“I’m not making the show about identity, but it’s definitely the queerest show you will ever see”
Philadelphia International Festival for the Arts is presenting a special performance of out artist, singer and writer Taylor Mac’s internationally acclaimed “A 24-Decade History of Popular Music” June 2 and 9 at the Kimmel’s Merriam Theater.
Philadelphia-based artists including Martha Graham Cracker, Tangle Movement Arts and Cynthia Hopkins will be part of the 24-hour performance covering 240 years of pop-music history, featuring a decade each hour.
The performances will take place in two 12-hour pieces one week apart. Mac once performed the show as a 24-hour marathon in New York City in 2016. He said the marathon in Philly will be the last in the USA.
“It’s going to be a challenge. I’m excited to see how it all shapes up. It tears me apart, but there’s something very satisfying about it. It’s emotional for the audience to go through all that material. The show isn’t about history — it’s all about how we’re in this together. It’s fascinating to hang out with a group of people for a really long time and go through the history together. It does something. It changes the audience in a way, and galvanizes the performers. Even though I feel exhausted, there’s a beautiful peace about it when it gets to the end.”
Mac reaches back to the birth of the country for this epic musical journey.
“I make the distinction between pop and popular,” he said. “It’s just music that was popular within a certain community. And sometimes it’s the community of the entire United States, and sometimes it’s a smaller community. And they’re not necessarily American songs, they’re just songs that were popular in America.”
Which decade resonated with him in particular? All of them, he said.
“They’re all my babies. I love performing all the various decades. There are certain decades where it was harder to find music that I cared about. I had to do a little more digging, but everything has something interesting.”
Mac said he adds his own twist to the music, turning a maudlin song into a punk version, for example, or taking a Ted Nugent number and rendering it sentimental.
“We’re always taking things and transforming them to use it for our purposes. I don’t always pick songs because I like them. Every so often, there’s a song in the show that is a really bad song, but we’ll do it because there is a purpose to it.”
Through 240 years of American music history, songs remain an effective way to convey a message or a sentiment to the masses, said Mac.
“From ‘Amazing Grace,’ which helped to inspire anti-slavery laws that would pass in England long before America, popular songs tend to be written to rally the masses to something, whether it’s to fight a political cause, or to fall in love with something. A lot of war songs have survived. It feels like the songs back then had an agenda of placating the status quo, making you feel comfortable with God and country. That also shows so much about our history. As we get later, the songs celebrate more of the full range of the human being instead of telling you that you should be just one thing. We could choose to be sophisticated and have good politics now and be progressive, or we could choose to ‘make America great again.’ The argument that people are a product of their time doesn’t really hold, because there are lots of different types of people who were all products of their time.”

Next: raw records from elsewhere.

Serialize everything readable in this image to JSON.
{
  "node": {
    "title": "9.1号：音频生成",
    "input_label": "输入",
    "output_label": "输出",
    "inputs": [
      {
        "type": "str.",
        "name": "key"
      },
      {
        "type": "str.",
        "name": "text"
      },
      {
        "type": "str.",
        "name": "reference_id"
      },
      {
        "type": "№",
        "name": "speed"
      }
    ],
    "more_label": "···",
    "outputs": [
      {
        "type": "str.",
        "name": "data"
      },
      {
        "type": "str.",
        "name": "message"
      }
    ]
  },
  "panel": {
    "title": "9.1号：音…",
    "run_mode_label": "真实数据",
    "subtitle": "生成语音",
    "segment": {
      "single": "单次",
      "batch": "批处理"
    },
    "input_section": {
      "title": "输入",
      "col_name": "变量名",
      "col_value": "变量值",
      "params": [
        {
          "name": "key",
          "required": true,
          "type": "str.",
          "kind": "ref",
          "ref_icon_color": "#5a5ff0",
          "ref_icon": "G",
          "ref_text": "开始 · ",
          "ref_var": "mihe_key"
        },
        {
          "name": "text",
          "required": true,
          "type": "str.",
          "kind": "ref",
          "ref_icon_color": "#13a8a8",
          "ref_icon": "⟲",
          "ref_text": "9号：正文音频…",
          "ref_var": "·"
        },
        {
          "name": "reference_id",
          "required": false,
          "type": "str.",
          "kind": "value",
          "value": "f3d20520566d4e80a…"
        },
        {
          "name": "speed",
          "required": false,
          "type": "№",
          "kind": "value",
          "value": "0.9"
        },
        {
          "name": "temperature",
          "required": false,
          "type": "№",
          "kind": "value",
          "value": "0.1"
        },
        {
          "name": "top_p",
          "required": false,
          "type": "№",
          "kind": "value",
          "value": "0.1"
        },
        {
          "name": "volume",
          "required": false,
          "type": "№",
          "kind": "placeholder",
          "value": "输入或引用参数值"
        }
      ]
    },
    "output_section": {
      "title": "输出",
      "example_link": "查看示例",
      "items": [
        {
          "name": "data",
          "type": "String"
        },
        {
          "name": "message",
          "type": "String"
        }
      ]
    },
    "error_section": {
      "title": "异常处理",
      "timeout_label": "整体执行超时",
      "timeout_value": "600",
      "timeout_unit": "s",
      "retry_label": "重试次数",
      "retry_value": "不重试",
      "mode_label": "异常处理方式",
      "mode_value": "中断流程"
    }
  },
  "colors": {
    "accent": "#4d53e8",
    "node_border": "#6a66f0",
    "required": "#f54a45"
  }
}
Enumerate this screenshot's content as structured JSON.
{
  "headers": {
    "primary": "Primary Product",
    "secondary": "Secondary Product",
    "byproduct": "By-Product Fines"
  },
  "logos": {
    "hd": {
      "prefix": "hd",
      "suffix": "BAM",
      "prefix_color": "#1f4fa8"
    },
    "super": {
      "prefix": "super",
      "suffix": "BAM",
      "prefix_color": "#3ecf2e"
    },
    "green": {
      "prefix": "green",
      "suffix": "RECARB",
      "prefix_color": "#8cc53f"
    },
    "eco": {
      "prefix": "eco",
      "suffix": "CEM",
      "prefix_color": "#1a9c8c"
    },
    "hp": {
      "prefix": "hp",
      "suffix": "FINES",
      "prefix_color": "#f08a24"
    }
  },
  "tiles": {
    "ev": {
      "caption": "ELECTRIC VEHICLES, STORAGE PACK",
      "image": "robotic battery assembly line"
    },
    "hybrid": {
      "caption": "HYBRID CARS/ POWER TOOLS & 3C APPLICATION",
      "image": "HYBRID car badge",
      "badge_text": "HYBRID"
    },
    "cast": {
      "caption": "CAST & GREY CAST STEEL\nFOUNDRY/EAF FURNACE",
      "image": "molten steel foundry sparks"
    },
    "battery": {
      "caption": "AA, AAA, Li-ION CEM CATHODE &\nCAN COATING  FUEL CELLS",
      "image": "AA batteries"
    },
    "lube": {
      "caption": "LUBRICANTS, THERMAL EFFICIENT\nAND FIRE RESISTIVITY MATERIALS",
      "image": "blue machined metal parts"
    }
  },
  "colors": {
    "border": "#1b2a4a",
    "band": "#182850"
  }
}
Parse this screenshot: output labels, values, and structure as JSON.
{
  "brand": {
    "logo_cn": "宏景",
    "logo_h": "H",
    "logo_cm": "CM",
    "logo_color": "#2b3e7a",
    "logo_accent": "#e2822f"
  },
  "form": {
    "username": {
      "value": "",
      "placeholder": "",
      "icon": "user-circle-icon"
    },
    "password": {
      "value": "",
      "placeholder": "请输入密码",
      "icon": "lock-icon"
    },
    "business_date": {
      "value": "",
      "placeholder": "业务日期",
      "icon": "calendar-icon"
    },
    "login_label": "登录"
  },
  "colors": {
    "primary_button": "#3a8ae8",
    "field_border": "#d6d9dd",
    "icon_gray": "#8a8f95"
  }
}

Mac said that as the years progress, the choices of popular songs increased exponentially, making it harder to figure out what to put into the show. It was easier to figure out which songs wouldn’t work with the performance.
“It became challenging to choose as it got later, because it’s an onslaught of material.” With regards to the early 19th century, Mac said it was hard to figure out exactly when these songs written and that there were fewer options. “By the time I got to the later material, it was nice to be able to not have to figure out how to make a particular song work. That song doesn’t work? Let me go find one that does, because there are 20 other songs with a similar theme.”
Advances in technology made the show a lot easier to research and write, he said.
“If I had done this show 20 years ago, I would have had to get a travel grant to be able to go to all the libraries to do the research.Now everything is online. We have so much access now.”
The point of the show is to provide a fuller, richer history of the United States as told through its songs, Mac said.
“I’m just here to remind people of what they’ve forgotten, dismissed or buried. I feel my job is to figure out what the questions are and hopefully the audience will try to figure out the answers for the rest of their lives.”
Mac said that while LGBT writers and performers are woven into the fabric of popular music throughout its history, the show isn’t about spotlighting their contributions to the art form.
“Yes, there were tons of queers who have contributed to music, but that is not what the show is doing. What it does do is it hangs out with the queer — I’m a big ol’ queer, along with a lot of other queer performers for the 24-hour show. That’s not to say that I don’t spend a lot of time with Walt Whitman or try to figure out who the dandy is in ‘Yankee Doodle Dandy,’ or hang out with some of the great queer songwriters. I always think of identity as a sub-theme. It’s always present and the reference for contextualization, but it’s not really the point for me. I’m not making the show about identity, but it’s definitely the queerest show you will ever see.”
Philadelphia International Festival of the Arts presents Taylor Mac and “A 24-Decade History of Popular Music,” noon-midnight June 2 and 9 at the Kimmel Center’s Merriam Theater, 250 S. Broad St. For more information or tickets, call 215-893-1999 or visit www.taylormac.org.